Bee Gees star Robin Gibb has regained consciousness after more than a week in a coma, the BBC reports.
Gibb, 62, has been hospitalized with pneumonia recently after a series of recent illnesses and surgeries. In January, Gibb published an essay in London’s Daily Mail newspaper revealing that he had been battling colon and liver cancer, but as recently as last month he said the disease was in remission.
Then he underwent another intestinal surgery in late March, and word that he had lapsed into a coma came as he was unable to attend last Tuesday’s London premiere of his classical work Titanic Requiem, which was written in memory of the 100th anniversary of the sinking of the ship.
Many fans feared the ’70s pop star was near death, but publicist Doug Wright now tells the BBC that Gibb is awake and able to nod and communicate with his family.
Gibb and his twin brother Maurice formed the Bee Gees with older brother Barry in 1958, the year the family moved from England to Australia.

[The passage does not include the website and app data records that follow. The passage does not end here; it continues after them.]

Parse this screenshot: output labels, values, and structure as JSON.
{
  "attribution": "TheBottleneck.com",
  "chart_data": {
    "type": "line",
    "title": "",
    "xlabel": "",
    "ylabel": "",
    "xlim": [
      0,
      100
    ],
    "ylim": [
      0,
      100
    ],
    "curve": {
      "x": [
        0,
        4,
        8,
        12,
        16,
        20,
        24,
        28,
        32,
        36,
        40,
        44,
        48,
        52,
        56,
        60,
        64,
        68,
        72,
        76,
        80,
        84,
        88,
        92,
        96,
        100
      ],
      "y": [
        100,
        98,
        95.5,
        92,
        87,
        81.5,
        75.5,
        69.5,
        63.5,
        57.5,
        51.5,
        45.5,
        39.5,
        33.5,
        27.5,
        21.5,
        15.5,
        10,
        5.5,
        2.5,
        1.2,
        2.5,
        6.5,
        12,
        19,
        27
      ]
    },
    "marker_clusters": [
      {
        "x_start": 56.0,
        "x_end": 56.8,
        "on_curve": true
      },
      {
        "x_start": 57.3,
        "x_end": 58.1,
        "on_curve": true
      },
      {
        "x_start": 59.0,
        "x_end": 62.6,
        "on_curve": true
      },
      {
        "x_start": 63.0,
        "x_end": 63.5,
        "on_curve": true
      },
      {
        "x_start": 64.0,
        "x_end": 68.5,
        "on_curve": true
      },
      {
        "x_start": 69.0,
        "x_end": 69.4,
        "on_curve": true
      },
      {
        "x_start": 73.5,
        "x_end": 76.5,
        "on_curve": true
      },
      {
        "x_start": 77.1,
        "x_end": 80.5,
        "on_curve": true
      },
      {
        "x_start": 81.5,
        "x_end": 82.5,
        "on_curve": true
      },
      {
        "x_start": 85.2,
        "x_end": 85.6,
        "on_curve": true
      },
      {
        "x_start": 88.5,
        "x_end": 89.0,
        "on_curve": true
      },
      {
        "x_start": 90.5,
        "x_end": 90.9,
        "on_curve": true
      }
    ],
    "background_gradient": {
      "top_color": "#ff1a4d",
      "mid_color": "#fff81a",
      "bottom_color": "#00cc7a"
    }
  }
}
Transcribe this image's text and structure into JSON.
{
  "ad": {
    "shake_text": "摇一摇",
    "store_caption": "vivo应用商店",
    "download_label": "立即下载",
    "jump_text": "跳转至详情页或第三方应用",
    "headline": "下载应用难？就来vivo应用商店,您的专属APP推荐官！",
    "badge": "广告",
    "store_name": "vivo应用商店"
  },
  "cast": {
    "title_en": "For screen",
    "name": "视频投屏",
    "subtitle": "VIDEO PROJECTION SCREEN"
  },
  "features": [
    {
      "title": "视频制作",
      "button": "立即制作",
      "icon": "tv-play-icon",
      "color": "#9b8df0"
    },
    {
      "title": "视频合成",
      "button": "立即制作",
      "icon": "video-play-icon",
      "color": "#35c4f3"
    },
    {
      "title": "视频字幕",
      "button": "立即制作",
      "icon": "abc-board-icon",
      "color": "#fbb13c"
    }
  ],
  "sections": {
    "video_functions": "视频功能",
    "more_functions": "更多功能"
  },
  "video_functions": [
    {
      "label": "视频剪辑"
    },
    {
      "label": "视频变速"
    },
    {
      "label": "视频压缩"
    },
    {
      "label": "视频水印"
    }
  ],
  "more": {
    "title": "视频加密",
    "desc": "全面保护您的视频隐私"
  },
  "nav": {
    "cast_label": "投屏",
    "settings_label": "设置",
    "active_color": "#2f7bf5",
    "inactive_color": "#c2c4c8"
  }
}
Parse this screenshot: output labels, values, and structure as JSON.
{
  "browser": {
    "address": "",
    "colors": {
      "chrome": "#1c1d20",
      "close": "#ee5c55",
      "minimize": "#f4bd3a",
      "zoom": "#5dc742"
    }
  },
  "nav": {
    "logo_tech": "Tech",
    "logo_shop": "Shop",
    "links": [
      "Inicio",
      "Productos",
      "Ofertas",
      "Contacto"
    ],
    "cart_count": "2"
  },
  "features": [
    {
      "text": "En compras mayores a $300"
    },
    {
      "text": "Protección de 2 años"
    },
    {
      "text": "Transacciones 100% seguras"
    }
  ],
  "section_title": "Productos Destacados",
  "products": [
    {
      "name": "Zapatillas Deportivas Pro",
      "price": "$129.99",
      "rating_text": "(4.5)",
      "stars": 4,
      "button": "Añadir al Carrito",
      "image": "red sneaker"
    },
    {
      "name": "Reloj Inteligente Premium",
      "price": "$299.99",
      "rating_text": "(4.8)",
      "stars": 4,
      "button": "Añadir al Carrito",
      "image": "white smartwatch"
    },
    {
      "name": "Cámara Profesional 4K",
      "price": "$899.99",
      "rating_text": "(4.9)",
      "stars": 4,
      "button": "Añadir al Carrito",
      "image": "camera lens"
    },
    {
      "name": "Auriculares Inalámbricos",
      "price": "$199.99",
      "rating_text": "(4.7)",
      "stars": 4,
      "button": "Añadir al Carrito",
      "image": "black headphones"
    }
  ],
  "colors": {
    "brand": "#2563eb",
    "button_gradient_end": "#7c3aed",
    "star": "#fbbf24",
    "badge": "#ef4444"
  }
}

As a child-singing group, they performed on television and at vacation resorts before starting their recording career in the mid-1960s. They went on to become icons of the disco era with such hits as “Night Fever,” “Stayin’ Alive,” and “More Than a Woman.” The group dissolved in 2003 after the death of Maurice at age 53 from cardiac arrest brought on by a twisted intestine.